Friday, November 27, 2015

Understanding Inequality and Taxes

Claims of how many households pay income taxes, or income and payroll taxes, or net tax (thanks to negative tax impacts of EITC) are common, but frequently erroneous.  Corrections looks to help put these to rest.
While it can be looked up, Corrections gives two graphs to give an idea of what households pay taxes.  Depending on our measurements (including Federal or state+federal, no deductions/deductions, etc.), 68.2% and 78.7% of households pay positive taxes.  This differs by about 17%-28% from Mitt Romney's "51%" that  "paid taxes."  About 10% of this comes from not being in the depths of the great recession, most of the rest comes from including FICA taxes (which are rarely included in these calculations), with some of the residual also coming from including state taxes.

 First, we display six different measures of the proportion of household heads or households that pay taxes.  We break things up by federal vs. federal+state taxes, and before and after tax deductions (primarily the EITC and additional child credit).  We also include two additional measurements by including SSI and TANF benefits as well as EITC (click to enlarge).  We give these graphs by age of household head.
We also display the distribution of the size of welfare payments (EITC, SSI, TANF, Additional Child Credit) conditional on being positive (click to enlarge).  

We can certainly reject claims like "60% of households don't pay taxes."  We can also note that claims with high proportions of households not paying taxes depend heavily on the use of households that are above the age of 60, or by including people in households that pay taxes but that themselves don't pay taxes, as when households file separately.  

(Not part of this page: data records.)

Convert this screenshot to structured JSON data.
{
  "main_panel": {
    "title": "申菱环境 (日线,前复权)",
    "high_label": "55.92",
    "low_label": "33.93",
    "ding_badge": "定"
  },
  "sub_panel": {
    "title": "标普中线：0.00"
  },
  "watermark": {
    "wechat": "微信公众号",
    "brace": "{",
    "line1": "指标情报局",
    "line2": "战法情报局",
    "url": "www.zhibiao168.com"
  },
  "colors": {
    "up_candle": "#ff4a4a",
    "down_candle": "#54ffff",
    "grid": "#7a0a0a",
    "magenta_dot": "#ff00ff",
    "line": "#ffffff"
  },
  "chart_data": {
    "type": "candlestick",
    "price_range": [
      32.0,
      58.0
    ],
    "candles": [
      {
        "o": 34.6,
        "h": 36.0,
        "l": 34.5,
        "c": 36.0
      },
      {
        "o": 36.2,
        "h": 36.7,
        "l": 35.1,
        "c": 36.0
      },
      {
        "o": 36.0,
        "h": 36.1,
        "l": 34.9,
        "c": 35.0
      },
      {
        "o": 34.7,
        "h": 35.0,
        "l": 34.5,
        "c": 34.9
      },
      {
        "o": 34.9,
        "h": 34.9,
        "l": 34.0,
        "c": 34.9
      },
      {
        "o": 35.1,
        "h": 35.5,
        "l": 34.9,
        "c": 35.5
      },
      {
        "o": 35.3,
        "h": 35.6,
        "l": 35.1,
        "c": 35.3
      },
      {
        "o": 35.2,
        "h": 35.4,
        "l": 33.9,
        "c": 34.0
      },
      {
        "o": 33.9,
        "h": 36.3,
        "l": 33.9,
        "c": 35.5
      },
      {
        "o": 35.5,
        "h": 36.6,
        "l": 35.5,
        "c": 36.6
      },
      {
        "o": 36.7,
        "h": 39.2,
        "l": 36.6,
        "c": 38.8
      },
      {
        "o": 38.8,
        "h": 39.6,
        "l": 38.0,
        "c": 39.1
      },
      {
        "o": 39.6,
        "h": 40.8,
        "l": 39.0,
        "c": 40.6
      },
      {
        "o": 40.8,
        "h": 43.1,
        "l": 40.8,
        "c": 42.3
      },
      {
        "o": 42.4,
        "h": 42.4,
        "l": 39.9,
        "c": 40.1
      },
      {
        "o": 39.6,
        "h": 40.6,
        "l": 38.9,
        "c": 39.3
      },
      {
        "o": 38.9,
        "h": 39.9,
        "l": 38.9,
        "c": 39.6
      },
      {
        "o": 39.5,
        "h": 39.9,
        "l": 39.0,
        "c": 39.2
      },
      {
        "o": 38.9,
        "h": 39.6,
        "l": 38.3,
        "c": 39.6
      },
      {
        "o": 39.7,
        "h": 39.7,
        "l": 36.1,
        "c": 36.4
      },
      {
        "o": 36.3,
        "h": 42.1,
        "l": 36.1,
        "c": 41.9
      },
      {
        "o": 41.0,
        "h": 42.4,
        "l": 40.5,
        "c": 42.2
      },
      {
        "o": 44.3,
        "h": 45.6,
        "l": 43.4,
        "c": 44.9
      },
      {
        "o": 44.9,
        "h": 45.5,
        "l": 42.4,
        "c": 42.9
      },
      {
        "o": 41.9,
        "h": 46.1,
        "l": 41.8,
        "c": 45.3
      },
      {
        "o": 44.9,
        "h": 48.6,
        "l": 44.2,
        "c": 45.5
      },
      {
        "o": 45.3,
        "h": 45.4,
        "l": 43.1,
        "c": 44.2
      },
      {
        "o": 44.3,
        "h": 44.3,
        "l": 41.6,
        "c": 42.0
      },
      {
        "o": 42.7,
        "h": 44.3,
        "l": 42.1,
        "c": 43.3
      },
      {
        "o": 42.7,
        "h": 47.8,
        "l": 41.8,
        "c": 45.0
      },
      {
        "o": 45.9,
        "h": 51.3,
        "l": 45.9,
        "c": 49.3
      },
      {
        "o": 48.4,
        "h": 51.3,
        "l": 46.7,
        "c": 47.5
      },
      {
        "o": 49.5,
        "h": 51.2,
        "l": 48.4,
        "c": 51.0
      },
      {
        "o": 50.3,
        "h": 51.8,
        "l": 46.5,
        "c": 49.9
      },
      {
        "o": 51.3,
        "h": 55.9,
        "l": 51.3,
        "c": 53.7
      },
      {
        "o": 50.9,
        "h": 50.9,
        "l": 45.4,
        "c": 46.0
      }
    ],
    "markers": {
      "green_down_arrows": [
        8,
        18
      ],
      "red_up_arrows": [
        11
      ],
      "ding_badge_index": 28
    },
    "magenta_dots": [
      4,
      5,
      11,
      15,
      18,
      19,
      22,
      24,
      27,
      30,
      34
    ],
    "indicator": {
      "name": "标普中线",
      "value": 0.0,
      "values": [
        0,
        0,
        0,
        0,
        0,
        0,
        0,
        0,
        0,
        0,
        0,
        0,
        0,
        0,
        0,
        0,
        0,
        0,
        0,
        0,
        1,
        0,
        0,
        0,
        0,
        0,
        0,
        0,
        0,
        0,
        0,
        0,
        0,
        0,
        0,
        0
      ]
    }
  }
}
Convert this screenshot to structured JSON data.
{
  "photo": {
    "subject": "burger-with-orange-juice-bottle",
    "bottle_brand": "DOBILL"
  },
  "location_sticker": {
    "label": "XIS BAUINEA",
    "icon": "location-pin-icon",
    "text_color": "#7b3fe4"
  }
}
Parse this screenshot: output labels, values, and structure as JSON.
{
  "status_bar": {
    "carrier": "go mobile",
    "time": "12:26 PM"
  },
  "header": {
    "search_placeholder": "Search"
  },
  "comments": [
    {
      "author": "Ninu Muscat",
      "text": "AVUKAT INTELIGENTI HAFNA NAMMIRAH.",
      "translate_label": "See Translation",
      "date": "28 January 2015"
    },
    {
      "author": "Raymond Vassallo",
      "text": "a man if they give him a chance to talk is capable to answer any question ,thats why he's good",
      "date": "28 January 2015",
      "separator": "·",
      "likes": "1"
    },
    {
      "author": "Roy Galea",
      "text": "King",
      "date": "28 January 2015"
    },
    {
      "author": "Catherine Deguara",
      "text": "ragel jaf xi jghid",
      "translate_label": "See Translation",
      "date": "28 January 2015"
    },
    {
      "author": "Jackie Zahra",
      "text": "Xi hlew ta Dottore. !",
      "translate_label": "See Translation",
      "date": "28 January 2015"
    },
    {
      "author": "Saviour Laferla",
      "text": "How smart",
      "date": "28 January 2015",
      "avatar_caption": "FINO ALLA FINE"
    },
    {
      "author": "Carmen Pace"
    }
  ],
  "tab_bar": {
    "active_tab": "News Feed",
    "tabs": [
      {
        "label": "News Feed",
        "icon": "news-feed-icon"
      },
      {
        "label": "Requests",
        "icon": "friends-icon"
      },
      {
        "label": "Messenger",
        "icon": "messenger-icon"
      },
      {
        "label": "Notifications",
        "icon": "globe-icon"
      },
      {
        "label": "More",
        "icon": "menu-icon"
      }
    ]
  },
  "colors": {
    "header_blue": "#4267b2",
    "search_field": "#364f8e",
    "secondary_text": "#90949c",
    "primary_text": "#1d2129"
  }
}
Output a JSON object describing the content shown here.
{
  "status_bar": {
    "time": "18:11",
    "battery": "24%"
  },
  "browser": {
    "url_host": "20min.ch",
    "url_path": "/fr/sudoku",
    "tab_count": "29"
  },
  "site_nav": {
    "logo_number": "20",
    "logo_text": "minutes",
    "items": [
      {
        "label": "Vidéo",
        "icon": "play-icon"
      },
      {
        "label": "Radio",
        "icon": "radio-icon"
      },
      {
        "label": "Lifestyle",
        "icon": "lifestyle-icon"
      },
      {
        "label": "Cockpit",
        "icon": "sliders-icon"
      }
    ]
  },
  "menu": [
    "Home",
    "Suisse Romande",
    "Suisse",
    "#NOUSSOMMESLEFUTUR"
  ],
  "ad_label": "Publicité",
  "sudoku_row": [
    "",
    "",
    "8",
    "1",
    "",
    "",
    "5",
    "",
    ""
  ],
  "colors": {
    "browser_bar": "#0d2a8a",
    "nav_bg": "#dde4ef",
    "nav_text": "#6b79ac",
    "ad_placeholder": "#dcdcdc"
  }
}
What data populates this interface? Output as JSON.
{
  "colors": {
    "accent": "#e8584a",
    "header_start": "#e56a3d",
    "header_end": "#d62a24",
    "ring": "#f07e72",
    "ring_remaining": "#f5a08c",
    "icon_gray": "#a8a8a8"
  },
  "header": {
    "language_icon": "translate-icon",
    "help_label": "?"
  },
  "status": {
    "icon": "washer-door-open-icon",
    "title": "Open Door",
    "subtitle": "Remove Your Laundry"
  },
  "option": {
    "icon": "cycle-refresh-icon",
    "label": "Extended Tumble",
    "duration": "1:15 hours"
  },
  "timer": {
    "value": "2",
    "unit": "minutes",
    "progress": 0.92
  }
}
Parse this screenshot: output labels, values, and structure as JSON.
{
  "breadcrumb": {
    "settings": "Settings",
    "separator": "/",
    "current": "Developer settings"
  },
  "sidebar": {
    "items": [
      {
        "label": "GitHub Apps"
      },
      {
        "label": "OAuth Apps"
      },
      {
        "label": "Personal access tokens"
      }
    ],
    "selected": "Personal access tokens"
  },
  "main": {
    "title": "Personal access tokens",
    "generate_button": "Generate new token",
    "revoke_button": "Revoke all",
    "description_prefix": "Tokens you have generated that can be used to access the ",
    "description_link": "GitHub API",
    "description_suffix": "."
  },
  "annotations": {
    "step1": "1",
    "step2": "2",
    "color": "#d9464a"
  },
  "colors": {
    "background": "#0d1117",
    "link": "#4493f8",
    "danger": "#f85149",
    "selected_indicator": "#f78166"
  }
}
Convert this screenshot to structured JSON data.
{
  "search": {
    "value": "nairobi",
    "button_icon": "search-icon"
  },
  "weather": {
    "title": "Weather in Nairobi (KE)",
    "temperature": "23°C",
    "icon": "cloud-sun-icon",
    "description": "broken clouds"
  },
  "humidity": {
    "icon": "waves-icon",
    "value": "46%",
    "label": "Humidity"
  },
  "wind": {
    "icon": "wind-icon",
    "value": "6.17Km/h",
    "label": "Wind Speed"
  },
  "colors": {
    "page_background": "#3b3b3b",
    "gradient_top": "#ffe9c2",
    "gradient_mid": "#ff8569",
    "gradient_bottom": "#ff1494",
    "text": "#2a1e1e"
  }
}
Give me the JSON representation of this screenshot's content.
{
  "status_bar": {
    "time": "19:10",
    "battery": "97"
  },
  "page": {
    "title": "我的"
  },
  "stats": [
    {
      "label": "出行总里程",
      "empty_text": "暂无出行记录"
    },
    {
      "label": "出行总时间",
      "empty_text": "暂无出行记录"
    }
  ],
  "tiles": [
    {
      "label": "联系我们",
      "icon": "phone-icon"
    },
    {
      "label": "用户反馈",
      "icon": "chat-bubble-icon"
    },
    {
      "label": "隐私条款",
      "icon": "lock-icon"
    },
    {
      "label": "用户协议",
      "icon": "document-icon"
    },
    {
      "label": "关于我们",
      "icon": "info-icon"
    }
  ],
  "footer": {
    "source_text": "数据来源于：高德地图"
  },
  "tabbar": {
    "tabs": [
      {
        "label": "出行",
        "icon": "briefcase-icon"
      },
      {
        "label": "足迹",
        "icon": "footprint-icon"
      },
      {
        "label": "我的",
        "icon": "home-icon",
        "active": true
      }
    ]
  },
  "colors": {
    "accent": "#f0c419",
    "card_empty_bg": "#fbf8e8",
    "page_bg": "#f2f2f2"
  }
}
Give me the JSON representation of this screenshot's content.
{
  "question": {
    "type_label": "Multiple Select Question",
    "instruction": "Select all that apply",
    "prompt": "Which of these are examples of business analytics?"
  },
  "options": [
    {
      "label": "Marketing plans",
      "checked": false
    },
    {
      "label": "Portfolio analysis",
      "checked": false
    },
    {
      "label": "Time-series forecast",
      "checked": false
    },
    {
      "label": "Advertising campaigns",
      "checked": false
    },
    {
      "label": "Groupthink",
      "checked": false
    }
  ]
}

As an aside, Corrections has heard the phrase "IQ's drop by 20 points when discussing politics."  Corrections has a mildly more amusing (tongue-in-cheek) formula with the same concept.  
  1. Let IQ_P be ones IQ when discussing politics.
  2. Let IQ be ones IQ under normal circumstances.
  3. Let R be ones ranking of Reagan (or FDR) on a scale from 0-1.
IQ_P = IQ-2*IQ*(R-0.5)^2

Is the U.S. a less competitive environment?

There exists an open question: "Is the U.S. a less competitive environment than it was in the past?"

There are many ways of trying to answer this question.  I start by running two tests, three examinations to examine whether or not the U.S. is a less competitive environment.  The first is what percent of the total market cap (AMEX, NASDAQ, NYSE) is held by the largest 10 and 20 firms (click to enlarge).  The second is what percent of the total market cap of the top 100 firms are held by the largest 10 and 20 firms (click to enlarge).  Both show fairly clearly that inequality, in the top 100 (and across the market barring market size effects)  has reduced: any "capital" advantages held by the largest firms are smaller than they were historically.
Next I look at the 10-year change in the top-10 and top-20 firms.  That is, the chart below (after 1935) gives data on the number of new firms in the top 10 or top 20 (by market capitalization) that weren't in the top 10 or top 20 10 years ago.  Unlike the cross-sectional data on firm size, this shows a lowering of competitiveness starting around Q2 2001 and continuing for the next 13-14 years (click to enlarge).